Copy the data that appears below exactly. Drop the pictures.

:: EXERCISE DATA ::
####
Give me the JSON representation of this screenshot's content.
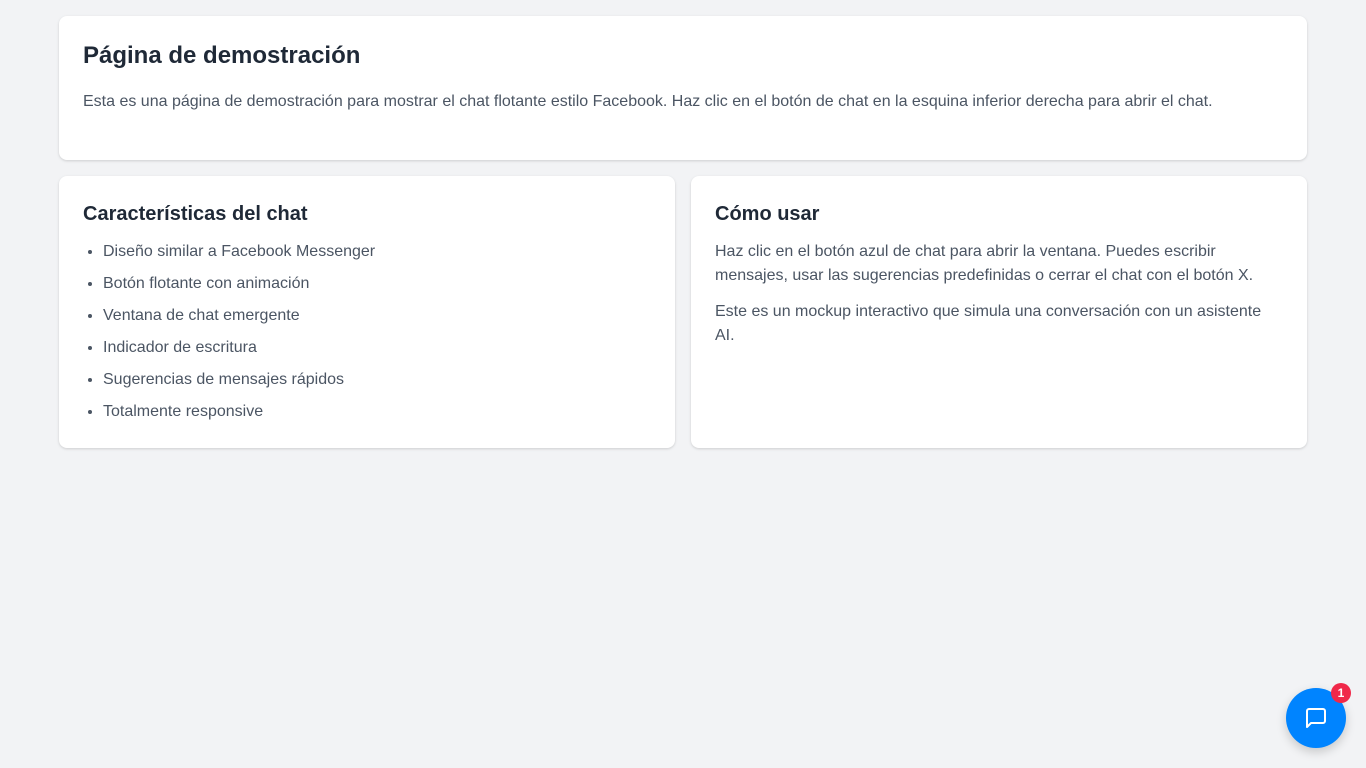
{
  "hero": {
    "title": "Página de demostración",
    "description": "Esta es una página de demostración para mostrar el chat flotante estilo Facebook. Haz clic en el botón de chat en la esquina inferior derecha para abrir el chat."
  },
  "features": {
    "title": "Características del chat",
    "items": [
      "Diseño similar a Facebook Messenger",
      "Botón flotante con animación",
      "Ventana de chat emergente",
      "Indicador de escritura",
      "Sugerencias de mensajes rápidos",
      "Totalmente responsive"
    ]
  },
  "usage": {
    "title": "Cómo usar",
    "paragraphs": [
      "Haz clic en el botón azul de chat para abrir la ventana. Puedes escribir mensajes, usar las sugerencias predefinidas o cerrar el chat con el botón X.",
      "Este es un mockup interactivo que simula una conversación con un asistente AI."
    ]
  },
  "chat_button": {
    "icon": "chat-bubble-icon",
    "badge_count": "1",
    "color": "#0084ff",
    "badge_color": "#f02849"
  }
}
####
:: RESULT OF THE EXERCISE ::
Give me the JSON representation of this screenshot's content.
{
  "hero": {
    "title": "Página de demostración",
    "description": "Esta es una página de demostración para mostrar el chat flotante estilo Facebook. Haz clic en el botón de chat en la esquina inferior derecha para abrir el chat."
  },
  "features": {
    "title": "Características del chat",
    "items": [
      "Diseño similar a Facebook Messenger",
      "Botón flotante con animación",
      "Ventana de chat emergente",
      "Indicador de escritura",
      "Sugerencias de mensajes rápidos",
      "Totalmente responsive"
    ]
  },
  "usage": {
    "title": "Cómo usar",
    "paragraphs": [
      "Haz clic en el botón azul de chat para abrir la ventana. Puedes escribir mensajes, usar las sugerencias predefinidas o cerrar el chat con el botón X.",
      "Este es un mockup interactivo que simula una conversación con un asistente AI."
    ]
  },
  "chat_button": {
    "icon": "chat-bubble-icon",
    "badge_count": "1",
    "color": "#0084ff",
    "badge_color": "#f02849"
  }
}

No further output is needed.